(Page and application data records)
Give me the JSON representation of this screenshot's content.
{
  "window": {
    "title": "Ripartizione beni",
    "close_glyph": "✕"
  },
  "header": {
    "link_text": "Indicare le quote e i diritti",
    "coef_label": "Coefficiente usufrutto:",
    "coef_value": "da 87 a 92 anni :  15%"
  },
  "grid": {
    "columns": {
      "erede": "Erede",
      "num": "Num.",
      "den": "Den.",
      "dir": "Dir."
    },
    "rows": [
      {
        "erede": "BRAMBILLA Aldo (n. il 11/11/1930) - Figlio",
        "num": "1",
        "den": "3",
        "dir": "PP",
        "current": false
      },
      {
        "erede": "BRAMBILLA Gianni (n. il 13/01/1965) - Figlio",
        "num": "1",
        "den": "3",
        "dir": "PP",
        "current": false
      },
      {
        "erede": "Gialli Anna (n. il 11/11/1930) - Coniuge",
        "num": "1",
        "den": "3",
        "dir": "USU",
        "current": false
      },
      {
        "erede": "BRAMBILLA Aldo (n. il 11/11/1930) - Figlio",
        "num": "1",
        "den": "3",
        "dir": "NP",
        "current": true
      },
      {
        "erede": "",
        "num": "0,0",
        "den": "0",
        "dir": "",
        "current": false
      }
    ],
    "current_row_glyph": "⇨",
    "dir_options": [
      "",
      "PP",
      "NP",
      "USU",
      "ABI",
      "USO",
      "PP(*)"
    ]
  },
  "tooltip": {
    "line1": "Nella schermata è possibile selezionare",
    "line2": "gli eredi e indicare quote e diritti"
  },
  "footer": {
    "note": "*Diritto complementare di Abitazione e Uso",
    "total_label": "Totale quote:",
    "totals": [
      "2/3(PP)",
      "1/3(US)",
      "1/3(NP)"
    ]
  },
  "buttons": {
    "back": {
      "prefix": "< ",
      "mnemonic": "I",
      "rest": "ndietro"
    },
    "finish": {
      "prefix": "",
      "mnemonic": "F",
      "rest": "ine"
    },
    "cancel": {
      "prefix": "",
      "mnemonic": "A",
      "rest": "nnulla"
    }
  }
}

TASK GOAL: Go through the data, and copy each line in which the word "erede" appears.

OUTPUT FOR THIS EXERCISE:
      "erede": "Erede",
        "erede": "BRAMBILLA Aldo (n. il 11/11/1930) - Figlio",
        "erede": "BRAMBILLA Gianni (n. il 13/01/1965) - Figlio",
        "erede": "Gialli Anna (n. il 11/11/1930) - Coniuge",
        "erede": "BRAMBILLA Aldo (n. il 11/11/1930) - Figlio",
        "erede": "",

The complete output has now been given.